BELLINGHAM - The Washington Department of Fish and Wildlife has approved a legal settlement that appears likely to curtail or eliminate sport and commercial steelhead fishing on the Nooksack River in 2016 and 2017.
The Duvall-based Wild Fish Coalition filed a federal lawsuit against the Department of Fish and Wildlife on March 31, 2014. The lawsuit contended that the state agency was violating the U.S. Endangered Species Act by planting hatchery-reared steelhead in western Washington rivers that are also home to threatened runs of wild steelhead.
Under the terms of the settlement of that suit, the state agrees not to plant any more of its Chambers Creek stock of hatchery steelhead in the Nooksack and most other rivers until hatchery release plans are approved for each river by the National Marine Fisheries Service. That federal agency oversees protection of endangered fish.
The settlement was announced Friday, April 25.
Rob Jones, a spokesman for the federal fisheries service, said it would take months of review before state hatchery steelhead plans can be approved - assuming they are approved at all. That likely would be too late to plant the fish in western Washington rivers this season.
Before the settlement was reached, the Department of Fish and Wildlife had reported that it first sought federal approval for its hatchery steelhead plantings in 2005 but had received no response.
Jones said the 2005 plans were not adequate.
"They weren't good enough to get a permit," Jones said, adding that the state had submitted new hatchery steelhead plans with more biological analysis just last week.
"The state is aware that it's impossible to grant a permit based on how late we received their proposal this year," Jones said.
The Washington Department of Fish and Wildlife did not immediately respond to a request for comment.
The lawsuit sought to block the planting of a "highly domesticated" strain of steelhead originating in Chambers Creek, South Puget Sound. The suit said the Chambers Creek steelhead have been bred artificially in hatcheries since the 1920s. Those hatchery fish can harm the wild fish by competing with them for habitat, and by breeding with them and diluting the special genetic characteristics that make wild fish uniquely equipped to thrive in their native rivers, according to the lawsuit.
The lawsuit also stated that those wild steelhead populations have been reduced to 1 to 4 percent of their original populations.
After the lawsuit was filed, representatives of Lummi Nation and other tribes objected that cutting off the hatchery programs would deprive tribal fishermen of income and subsistence they had been accustomed to getting from harvest of hatchery-reared steelhead during winter.
Tribal representatives said they too wanted to restore wild steelhead runs, but the degradation of habitat caused by an ever-increasing human population made it unlikely that wild runs could support tribal fisheries any time soon. The tribes argued that the state's hatchery programs - developed in cooperation with tribes - made up for the loss of the naturally spawning fish that their ancestors once caught.

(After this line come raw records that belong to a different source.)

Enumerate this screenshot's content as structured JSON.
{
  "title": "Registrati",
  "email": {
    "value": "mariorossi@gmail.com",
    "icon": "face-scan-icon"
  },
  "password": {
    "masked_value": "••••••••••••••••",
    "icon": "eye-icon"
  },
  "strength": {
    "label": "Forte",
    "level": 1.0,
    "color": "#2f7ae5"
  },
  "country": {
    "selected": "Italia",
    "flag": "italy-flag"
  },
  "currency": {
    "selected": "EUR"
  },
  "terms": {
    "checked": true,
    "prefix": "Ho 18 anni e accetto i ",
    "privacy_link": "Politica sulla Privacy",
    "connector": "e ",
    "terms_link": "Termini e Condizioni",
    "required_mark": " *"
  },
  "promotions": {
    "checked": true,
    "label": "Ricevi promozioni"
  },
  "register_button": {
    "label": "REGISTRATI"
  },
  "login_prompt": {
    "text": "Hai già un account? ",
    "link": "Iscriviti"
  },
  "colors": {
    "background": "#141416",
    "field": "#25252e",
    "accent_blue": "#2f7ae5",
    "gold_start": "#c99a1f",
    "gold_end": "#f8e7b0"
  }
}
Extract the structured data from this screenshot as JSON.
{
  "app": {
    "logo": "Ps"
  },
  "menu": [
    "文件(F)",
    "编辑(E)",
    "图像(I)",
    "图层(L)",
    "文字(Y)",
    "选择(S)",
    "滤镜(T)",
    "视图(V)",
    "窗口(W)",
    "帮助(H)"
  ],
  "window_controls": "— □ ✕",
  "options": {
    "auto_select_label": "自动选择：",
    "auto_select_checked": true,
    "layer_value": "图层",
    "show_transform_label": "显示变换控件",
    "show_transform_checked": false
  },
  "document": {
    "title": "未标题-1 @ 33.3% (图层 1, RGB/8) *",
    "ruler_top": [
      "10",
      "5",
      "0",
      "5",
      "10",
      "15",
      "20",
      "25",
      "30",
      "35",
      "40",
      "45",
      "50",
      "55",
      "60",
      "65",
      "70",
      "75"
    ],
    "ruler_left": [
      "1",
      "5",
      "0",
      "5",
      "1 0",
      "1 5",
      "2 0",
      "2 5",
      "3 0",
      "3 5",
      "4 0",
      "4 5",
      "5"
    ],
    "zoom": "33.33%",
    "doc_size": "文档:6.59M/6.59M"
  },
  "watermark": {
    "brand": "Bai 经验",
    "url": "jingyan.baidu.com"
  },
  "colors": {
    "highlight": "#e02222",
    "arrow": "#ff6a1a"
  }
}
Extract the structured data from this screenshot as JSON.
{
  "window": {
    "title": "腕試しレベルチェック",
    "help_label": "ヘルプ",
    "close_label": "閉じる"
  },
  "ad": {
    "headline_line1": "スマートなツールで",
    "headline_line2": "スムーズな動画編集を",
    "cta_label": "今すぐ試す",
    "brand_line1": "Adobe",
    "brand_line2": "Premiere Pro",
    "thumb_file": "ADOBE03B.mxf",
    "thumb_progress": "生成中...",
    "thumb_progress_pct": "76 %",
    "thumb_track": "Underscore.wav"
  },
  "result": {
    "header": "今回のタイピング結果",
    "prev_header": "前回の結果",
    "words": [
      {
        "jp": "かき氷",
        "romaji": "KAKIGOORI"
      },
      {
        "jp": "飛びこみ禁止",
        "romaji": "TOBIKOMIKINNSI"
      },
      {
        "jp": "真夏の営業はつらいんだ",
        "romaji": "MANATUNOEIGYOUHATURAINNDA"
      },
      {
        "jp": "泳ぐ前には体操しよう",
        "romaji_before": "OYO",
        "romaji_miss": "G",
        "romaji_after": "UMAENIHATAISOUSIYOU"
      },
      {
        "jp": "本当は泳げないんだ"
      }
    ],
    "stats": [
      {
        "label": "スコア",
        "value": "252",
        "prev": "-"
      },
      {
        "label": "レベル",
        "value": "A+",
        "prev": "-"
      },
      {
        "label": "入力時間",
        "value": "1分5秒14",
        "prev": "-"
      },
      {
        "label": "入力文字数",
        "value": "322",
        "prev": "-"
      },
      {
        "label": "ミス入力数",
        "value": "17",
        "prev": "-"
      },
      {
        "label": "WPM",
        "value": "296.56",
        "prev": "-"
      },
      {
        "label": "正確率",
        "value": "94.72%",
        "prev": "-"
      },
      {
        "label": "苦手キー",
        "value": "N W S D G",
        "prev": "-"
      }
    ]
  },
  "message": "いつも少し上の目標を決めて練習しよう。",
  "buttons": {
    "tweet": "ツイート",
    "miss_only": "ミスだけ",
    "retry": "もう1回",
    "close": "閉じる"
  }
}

The steelhead that the state had planned to plant in the Nooksack this spring would have been expected to return to the river for harvest in 2016 and 2017.
On the Skagit River, the state agreed to more drastic measures: a 12-year moratorium on planting of hatchery fish, notwithstanding any possible approvals from federal agencies.
The only river that will continue to get hatchery steelhead under the settlement is the Skykomish River, a tributary of the Snohomish River. The settlement allows hatchery steelhead to be planted there because available evidence indicated that there was little interaction between wild and hatchery steelhead in that stream, said Kurt Beardslee, executive director of the Wild Fish Conservancy.
Asked about the impact on tribal fishing, Beardslee said the threatened status of wild steelhead runs means drastic measures are necessary.
"We do have to sometimes have short-term losses for long-term gains," Beardslee said. "If we kept doing what we were doing, it was going to harm our fishery. ... We were going to potentially lose our wild fish."
The state also agreed to pay the Wild Fish Conservancy $45,000 to cover its legal expenses.
"I think it turned out to be a balanced settlement for all parties," Beardslee said. "We definitely think it's a giant step forward for wild steelhead recovery."
Scott Schuyler, natural resources director for the Upper Skagit Tribe, said tribal representatives are disappointed that Wild Fish Conservancy chose to file a lawsuit instead of working cooperatively with tribes and the state to resolve areas of concern. The Upper Skagit Tribe has been working with the state to minimize hatchery impacts on wild steelhead, and had drastically reduced the planting of hatchery steelhead in the Skagit in recent years, Schuyler added.
Among other things, Schuyler said the tribes were unhappy that the state had agreed to pay the group and its attorneys $45,000.
"It kind of brings into question the motives involved," Schuyler said.
In his view, the settlement will cost the state millions in lost revenue and economic activity that could be generated by harvest of hatchery steelhead.
Ending hatchery steelhead plantings now will likely mean no steelhead fishery in western Washington rivers for tribal and sport fishers beginning in 2016 and beyond, Schuyler said, although the state may eventually be able to capture wild fish on the Skagit and other rivers for use as hatchery brood stock to replace the Chambers Creek stock.